Domestic violence occurs in heterosexual relationships, as well as in lesbian, gay, bisexual, and transgender relationships. Whether the victim is male or female, violence of any kind in relationships is unacceptable. Domestic violence affects people from every age, racial or ethnic background, religious group, neighborhood, and income level.

If you are a victim of abuse and need treatment or referral, call SafeLink, a Massachusetts statewide multilingual, 24-hour service hotline at 877-785-2020. For more resources on domestic violence please visit the HUPD Website, the Office of Sexual Assault Prevention and Response (OSAPR) at 617-495-9100 (24 hours), the Massachusetts Office for Victim Assistance, Jane Doe Inc., or the National Domestic Violence Hotline.

If you are in immediate danger and need help, call the HUPD at 617-495-1212.

Hate Crimes

The HUPD is committed to protecting the state and federal civil rights of all individuals. Any acts or threats of violence, property damage, harassment, intimidation, or other crimes designed to infringe upon a person’s civil rights will be treated seriously and given high priority. The HUPD will use every necessary resource to identify the perpetrators rapidly and decisively, and to arrest and prosecute them while at all times taking into consideration the victim’s desire on how to proceed.

Massachusetts General Laws defines a hate crime as a crime in which the perpetrator’s conduct is motivated, in whole or in part, by hatred, bias, or prejudice, based on the actual or perceived race, color, religion, national origin, gender, disability, or sexual orientation of another group or individual.

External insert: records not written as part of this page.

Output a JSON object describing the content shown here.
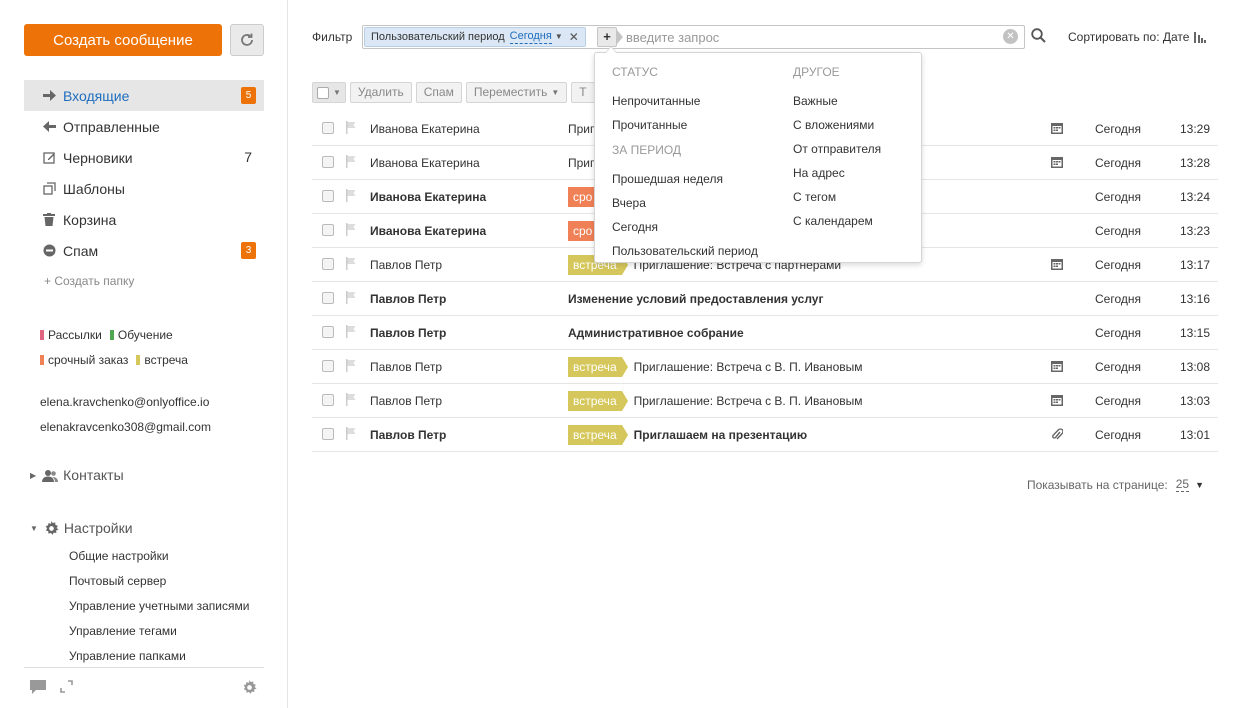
{
  "sidebar": {
    "compose_label": "Создать сообщение",
    "folders": [
      {
        "label": "Входящие",
        "count": "5"
      },
      {
        "label": "Отправленные",
        "count": ""
      },
      {
        "label": "Черновики",
        "count": "7"
      },
      {
        "label": "Шаблоны",
        "count": ""
      },
      {
        "label": "Корзина",
        "count": ""
      },
      {
        "label": "Спам",
        "count": "3"
      }
    ],
    "create_folder_label": "+ Создать папку",
    "tags": [
      {
        "label": "Рассылки",
        "color": "#e0647f"
      },
      {
        "label": "Обучение",
        "color": "#4fa84f"
      },
      {
        "label": "срочный заказ",
        "color": "#f08157"
      },
      {
        "label": "встреча",
        "color": "#d5c75b"
      }
    ],
    "accounts": [
      "elena.kravchenko@onlyoffice.io",
      "elenakravcenko308@gmail.com"
    ],
    "contacts_label": "Контакты",
    "settings_label": "Настройки",
    "settings_items": [
      "Общие настройки",
      "Почтовый сервер",
      "Управление учетными записями",
      "Управление тегами",
      "Управление папками"
    ]
  },
  "filter": {
    "label": "Фильтр",
    "chip_label": "Пользовательский период",
    "chip_value": "Сегодня",
    "placeholder": "введите запрос",
    "sort_label": "Сортировать по: Дате"
  },
  "toolbar": {
    "delete": "Удалить",
    "spam": "Спам",
    "move": "Переместить",
    "more": "Т"
  },
  "mails": [
    {
      "from": "Иванова Екатерина",
      "tag": "",
      "subject": "Приг",
      "icon": "calendar",
      "date": "Сегодня",
      "time": "13:29",
      "unread": false
    },
    {
      "from": "Иванова Екатерина",
      "tag": "",
      "subject": "Приг",
      "icon": "calendar",
      "date": "Сегодня",
      "time": "13:28",
      "unread": false
    },
    {
      "from": "Иванова Екатерина",
      "tag": "сро",
      "tag_color": "#f08157",
      "subject": "",
      "icon": "",
      "date": "Сегодня",
      "time": "13:24",
      "unread": true
    },
    {
      "from": "Иванова Екатерина",
      "tag": "сро",
      "tag_color": "#f08157",
      "subject": "",
      "icon": "",
      "date": "Сегодня",
      "time": "13:23",
      "unread": true
    },
    {
      "from": "Павлов Петр",
      "tag": "встреча",
      "tag_color": "#d5c75b",
      "subject": "Приглашение: Встреча с партнерами",
      "icon": "calendar",
      "date": "Сегодня",
      "time": "13:17",
      "unread": false
    },
    {
      "from": "Павлов Петр",
      "tag": "",
      "subject": "Изменение условий предоставления услуг",
      "icon": "",
      "date": "Сегодня",
      "time": "13:16",
      "unread": true
    },
    {
      "from": "Павлов Петр",
      "tag": "",
      "subject": "Административное собрание",
      "icon": "",
      "date": "Сегодня",
      "time": "13:15",
      "unread": true
    },
    {
      "from": "Павлов Петр",
      "tag": "встреча",
      "tag_color": "#d5c75b",
      "subject": "Приглашение: Встреча с В. П. Ивановым",
      "icon": "calendar",
      "date": "Сегодня",
      "time": "13:08",
      "unread": false
    },
    {
      "from": "Павлов Петр",
      "tag": "встреча",
      "tag_color": "#d5c75b",
      "subject": "Приглашение: Встреча с В. П. Ивановым",
      "icon": "calendar",
      "date": "Сегодня",
      "time": "13:03",
      "unread": false
    },
    {
      "from": "Павлов Петр",
      "tag": "встреча",
      "tag_color": "#d5c75b",
      "subject": "Приглашаем на презентацию",
      "icon": "paperclip",
      "date": "Сегодня",
      "time": "13:01",
      "unread": true
    }
  ],
  "pager": {
    "label": "Показывать на странице:",
    "value": "25"
  },
  "dropdown": {
    "status_header": "СТАТУС",
    "status_items": [
      "Непрочитанные",
      "Прочитанные"
    ],
    "period_header": "ЗА ПЕРИОД",
    "period_items": [
      "Прошедшая неделя",
      "Вчера",
      "Сегодня",
      "Пользовательский период"
    ],
    "other_header": "ДРУГОЕ",
    "other_items": [
      "Важные",
      "С вложениями",
      "От отправителя",
      "На адрес",
      "С тегом",
      "С календарем"
    ]
  },
  "colors": {
    "accent": "#ed7309",
    "link": "#1f6dbe"
  }
}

If you feel that you have been the victim of a hate crime or bias-related incident, please contact the HUPD immediately at 617-495-1212 to report the incident.

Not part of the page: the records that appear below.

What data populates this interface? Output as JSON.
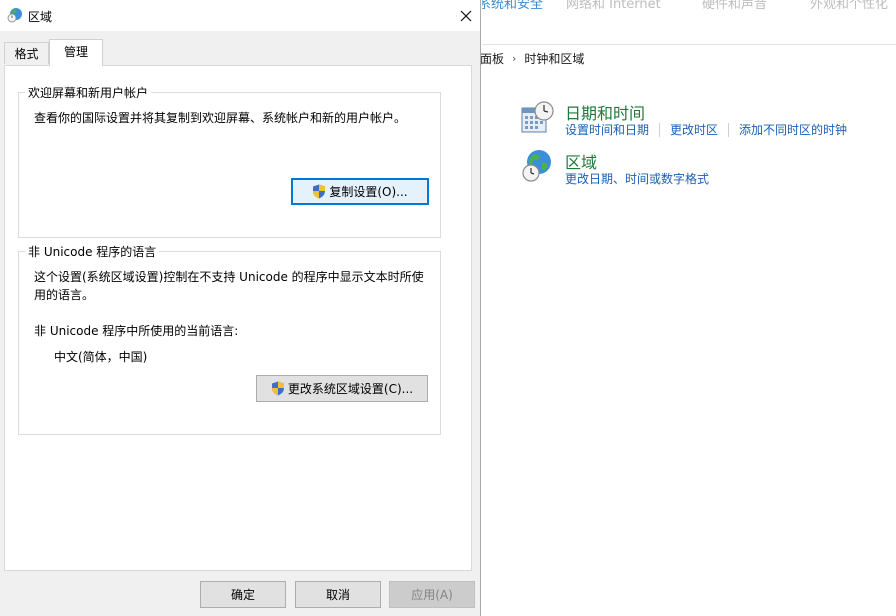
{
  "dialog": {
    "title": "区域",
    "tabs": [
      {
        "label": "格式"
      },
      {
        "label": "管理"
      }
    ],
    "welcome_group": {
      "title": "欢迎屏幕和新用户帐户",
      "description": "查看你的国际设置并将其复制到欢迎屏幕、系统帐户和新的用户帐户。",
      "copy_button": "复制设置(O)..."
    },
    "unicode_group": {
      "title": "非 Unicode 程序的语言",
      "description_line1": "这个设置(系统区域设置)控制在不支持 Unicode 的程序中显示文本时所使",
      "description_line2": "用的语言。",
      "current_label": "非 Unicode 程序中所使用的当前语言:",
      "current_value": "中文(简体，中国)",
      "change_button": "更改系统区域设置(C)..."
    },
    "footer": {
      "ok": "确定",
      "cancel": "取消",
      "apply": "应用(A)"
    }
  },
  "control_panel": {
    "breadcrumb": [
      "面板",
      "时钟和区域"
    ],
    "items": [
      {
        "title": "日期和时间",
        "links": [
          "设置时间和日期",
          "更改时区",
          "添加不同时区的时钟"
        ]
      },
      {
        "title": "区域",
        "links": [
          "更改日期、时间或数字格式"
        ]
      }
    ]
  },
  "colors": {
    "accent": "#0078d7",
    "link": "#1a5fb4",
    "cp_title": "#1e7a3a"
  }
}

The HUPD takes reports of harassment very seriously and each report will be investigated fully. There are three types of harassment under Massachusetts General Laws:

Harassment can take the form of personal contact, mail, telephone calls, email, facsimiles and Internet communication. The specific action taken in any particular case depends on the nature and gravity of the conduct reported, and may include intervention, mediation, and the initiation of disciplinary processes or criminal prosecution, when appropriate. Where harassment is found to have occurred, HUPD will act to stop the harassment, prevent its recurrence, and hold those responsible accountable for their actions.

At all times, the investigation will be conducted in a way that respects, to the extent possible, the privacy of all the persons involved.

If you feel that you are being harassed or threatened in any way, it is important that you call the HUPD immediately at 617-495-1212.

Rape Aggression Defense (RAD) Program

The Rape Aggression Defense (RAD) Program taught by HUPD officers empowers female students, faculty, and staff to combat various types of assaults by providing them with realistic self-defense tactics and techniques. This empowerment is taught through four basic principles: education, dependency on self, making one’s own decisions, and realization of one’s own power. The objective of RAD is to develop and enhance self-defense options for women. The course begins with awareness, prevention, risk reduction and risk avoidance, while progressing on to the basics of hands-on defense training. The classes provide women with the knowledge to make educated decisions about resistance.

For more information about RAD on campus or to determine when the next course will run, please contact the RAD Coordinator.

Medical Emergencies

Students should dial 911 for medical assistance in any life-threatening situation. The HUPD responds to all medical emergencies and provides medical transports to Harvard University Health Services (HUHS) 24 hours a day. By law, however, the HUPD cannot transport non-ambulatory students in police vehicles. If they are unable to transport the victim, they will provide emergency medical treatment until trained medical professionals arrive. Urgent medical assistance is available 24 hours a day at HUHS.